How to dive with a bell spider
You might have heard about the diving bell spider before.
Its not an uncommon sight around Miami’s beaches, and it’s not something to be ashamed of.
But what exactly does a bell spiders job do for a diving bell diver?
Well, for starters, they have the ability to bite.
If you dive with one, you’re likely to encounter a large number of them.
And if you do, you won’t be the only one.
If one of them bites you, you may need stitches or stitches for your head.
If your head gets infected, it can cause a serious condition called “bleeding,” which can cause the diver to lose consciousness and die.
When that happens, you’ll need to seek medical help.
Luckily, there’s some information out there to help you determine if you should be concerned about this deadly creature.

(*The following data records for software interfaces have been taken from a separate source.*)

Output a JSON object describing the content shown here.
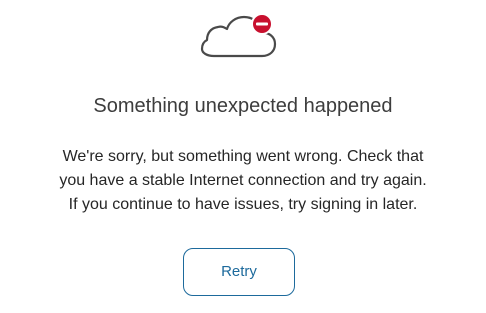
{
  "error": {
    "icon": "cloud-error-icon",
    "icon_colors": {
      "cloud_stroke": "#4a4a4a",
      "badge_fill": "#c8102e",
      "badge_mark": "#ffffff"
    },
    "title": "Something unexpected happened",
    "message_lines": [
      "We're sorry, but something went wrong. Check that",
      "you have a stable Internet connection and try again.",
      "If you continue to have issues, try signing in later."
    ]
  },
  "actions": {
    "retry_label": "Retry",
    "accent_color": "#1d6a9c"
  }
}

If the spider bites you but you don’t suffer any symptoms, you can be sure that it’s harmless.
If it bites you and you don’ t suffer any discomfort or damage, you need to be more careful.

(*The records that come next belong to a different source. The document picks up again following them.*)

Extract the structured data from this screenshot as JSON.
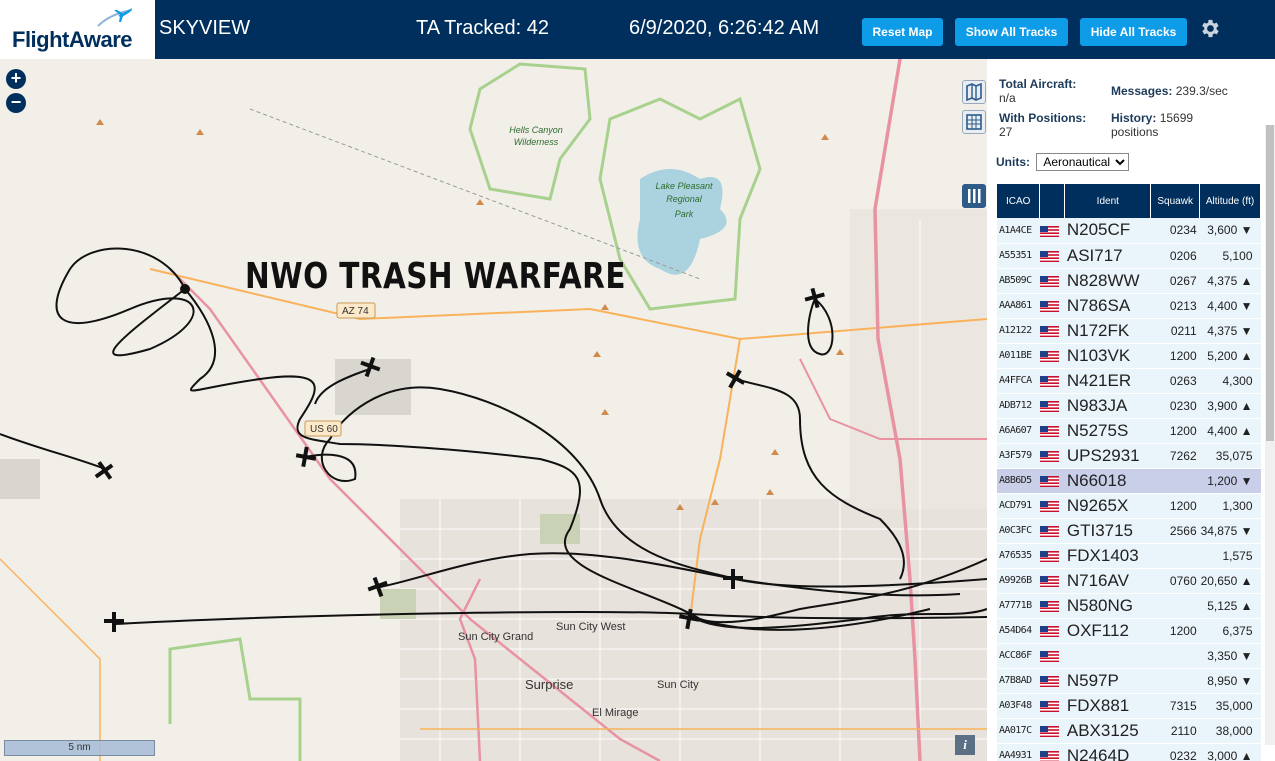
{
  "header": {
    "logo": "FlightAware",
    "app_name": "SKYVIEW",
    "tracked": "TA Tracked: 42",
    "datetime": "6/9/2020, 6:26:42 AM",
    "reset_map": "Reset Map",
    "show_all_tracks": "Show All Tracks",
    "hide_all_tracks": "Hide All Tracks",
    "settings_icon": "gear-icon"
  },
  "map": {
    "overlay_text": "NWO TRASH WARFARE",
    "zoom_in": "+",
    "zoom_out": "−",
    "scale": "5 nm",
    "info": "i",
    "labels": {
      "hells_canyon": "Hells Canyon",
      "wilderness": "Wilderness",
      "lake_pleasant_1": "Lake Pleasant",
      "lake_pleasant_2": "Regional",
      "lake_pleasant_3": "Park",
      "az74": "AZ 74",
      "us60": "US 60",
      "sun_city_grand": "Sun City Grand",
      "sun_city_west": "Sun City West",
      "sun_city": "Sun City",
      "surprise": "Surprise",
      "el_mirage": "El Mirage"
    },
    "colors": {
      "land": "#f1efe8",
      "water": "#aad3df",
      "freeway": "#e892a2",
      "highway": "#f9b25b",
      "park_border": "#a9d18e"
    }
  },
  "panel": {
    "total_aircraft_label": "Total Aircraft:",
    "total_aircraft_value": "n/a",
    "messages_label": "Messages:",
    "messages_value": "239.3/sec",
    "with_positions_label": "With Positions:",
    "with_positions_value": "27",
    "history_label": "History:",
    "history_value": "15699 positions",
    "units_label": "Units:",
    "units_value": "Aeronautical",
    "columns": [
      "ICAO",
      "Ident",
      "Squawk",
      "Altitude (ft)"
    ],
    "rows": [
      {
        "icao": "A1A4CE",
        "ident": "N205CF",
        "squawk": "0234",
        "alt": "3,600 ▼",
        "sel": false
      },
      {
        "icao": "A55351",
        "ident": "ASI717",
        "squawk": "0206",
        "alt": "5,100",
        "sel": false
      },
      {
        "icao": "AB509C",
        "ident": "N828WW",
        "squawk": "0267",
        "alt": "4,375 ▲",
        "sel": false
      },
      {
        "icao": "AAA861",
        "ident": "N786SA",
        "squawk": "0213",
        "alt": "4,400 ▼",
        "sel": false
      },
      {
        "icao": "A12122",
        "ident": "N172FK",
        "squawk": "0211",
        "alt": "4,375 ▼",
        "sel": false
      },
      {
        "icao": "A011BE",
        "ident": "N103VK",
        "squawk": "1200",
        "alt": "5,200 ▲",
        "sel": false
      },
      {
        "icao": "A4FFCA",
        "ident": "N421ER",
        "squawk": "0263",
        "alt": "4,300",
        "sel": false
      },
      {
        "icao": "ADB712",
        "ident": "N983JA",
        "squawk": "0230",
        "alt": "3,900 ▲",
        "sel": false
      },
      {
        "icao": "A6A607",
        "ident": "N5275S",
        "squawk": "1200",
        "alt": "4,400 ▲",
        "sel": false
      },
      {
        "icao": "A3F579",
        "ident": "UPS2931",
        "squawk": "7262",
        "alt": "35,075",
        "sel": false
      },
      {
        "icao": "A8B6D5",
        "ident": "N66018",
        "squawk": "",
        "alt": "1,200 ▼",
        "sel": true
      },
      {
        "icao": "ACD791",
        "ident": "N9265X",
        "squawk": "1200",
        "alt": "1,300",
        "sel": false
      },
      {
        "icao": "A0C3FC",
        "ident": "GTI3715",
        "squawk": "2566",
        "alt": "34,875 ▼",
        "sel": false
      },
      {
        "icao": "A76535",
        "ident": "FDX1403",
        "squawk": "",
        "alt": "1,575",
        "sel": false
      },
      {
        "icao": "A9926B",
        "ident": "N716AV",
        "squawk": "0760",
        "alt": "20,650 ▲",
        "sel": false
      },
      {
        "icao": "A7771B",
        "ident": "N580NG",
        "squawk": "",
        "alt": "5,125 ▲",
        "sel": false
      },
      {
        "icao": "A54D64",
        "ident": "OXF112",
        "squawk": "1200",
        "alt": "6,375",
        "sel": false
      },
      {
        "icao": "ACC86F",
        "ident": "",
        "squawk": "",
        "alt": "3,350 ▼",
        "sel": false
      },
      {
        "icao": "A7B8AD",
        "ident": "N597P",
        "squawk": "",
        "alt": "8,950 ▼",
        "sel": false
      },
      {
        "icao": "A03F48",
        "ident": "FDX881",
        "squawk": "7315",
        "alt": "35,000",
        "sel": false
      },
      {
        "icao": "AA017C",
        "ident": "ABX3125",
        "squawk": "2110",
        "alt": "38,000",
        "sel": false
      },
      {
        "icao": "AA4931",
        "ident": "N2464D",
        "squawk": "0232",
        "alt": "3,000 ▲",
        "sel": false
      }
    ]
  }
}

That’s because the bite can actually trigger the production of an enzyme that can cause serious complications in a diving diver’s system.
Here’s how to find out if you have a bell snake bite.
What Is a Bell Spider?
The bell spider is an insect with a flattened body that lives in tropical rainforests in the Amazon.
It’s found in coastal regions of Brazil, Colombia, Ecuador and Peru, and in some areas of southern Brazil, parts of Argentina, Paraguay and Uruguay.
It also occurs in parts of the Atlantic, Indian and Pacific oceans, and can be found throughout Africa, Asia and Europe.
Bell spiders are about three inches long and weigh between 20 and 35 pounds.
They can be dangerous for divers.
If they bite you, it could cause severe pain and/or injury.
The bite could also trigger the enzyme that causes bleeding in the diver’s brain.
If that happens and you get a high fever and you develop a fever of 100 degrees or more, you could become dehydrated.
In severe cases, you might even die.
If an insect bites you in the neck, you should take immediate medical care.
If there’s no immediate medical concern, you and your diver should swim to the nearest hospital for treatment.
The best place to start is the emergency room.
You might even need to go to the hospital emergency room first.
If a diver gets bitten by a bell spinner, they should stay at the hospital until the bleeding stops.
If medical care is not immediately available, the diver should contact a diving medical professional, and they should have to wear a breathing mask.
If possible, divers should stay in the hospital for a few days.
Then, the diving medical team will contact the dive doctor and they will decide whether to perform emergency surgery or if to stay at home.
How Can I Get Rid of a Bell Spinner Bite?
Bell spiders can bite from a distance.
However, if they’re too close, they can get into your mouth and bite it.
To remove the venom, you have to remove the mouth with a pair of tweezers.
A good pair of scissors will help.
The doctor will use a sterile saline solution that you will need to rinse your mouth out.
You’ll need an ice pick or a rubber band to hold the cotton in place.
If this solution doesn’t work, you must also wash the mouth.
Once you wash your mouth, you will want to use a cotton swab to rub on the bite.
You can use any type of bandana or tape, but if it doesn’t stick to the cotton, you would probably need a mask.
You will also want to get a sterile needle and a needle-nose pliers.
You could also use a small screwdriver to remove a bit of the venom.
You don’t want to put a needle through your eye socket, which can result in infection.
You should always wear a head mask at all times, as this is a highly contagious and dangerous disease.
If doctors decide that you don,t need surgery, you probably won’t need to wear one.
What Should I Do if I Get a Bell Spraying Bite?
If you get bitten by one of these venomous insects, you likely will need stitches and stitches for the head.
The venom of a bell writhing spider can actually be quite toxic to humans.
You are much more likely to die from being bitten by an actual venomous spider than from a venomous insect.
It could cause serious injuries to your lungs and cause you to lose all of your oxygen, so your lungs may also need to shut down for at least 24 hours.
It is possible to stop the bleeding and prevent a blood clot from forming in the lungs.
If not, you’d be best to try to get medical attention.
There is also some evidence that a venom from a scorpion can actually help a diver recover from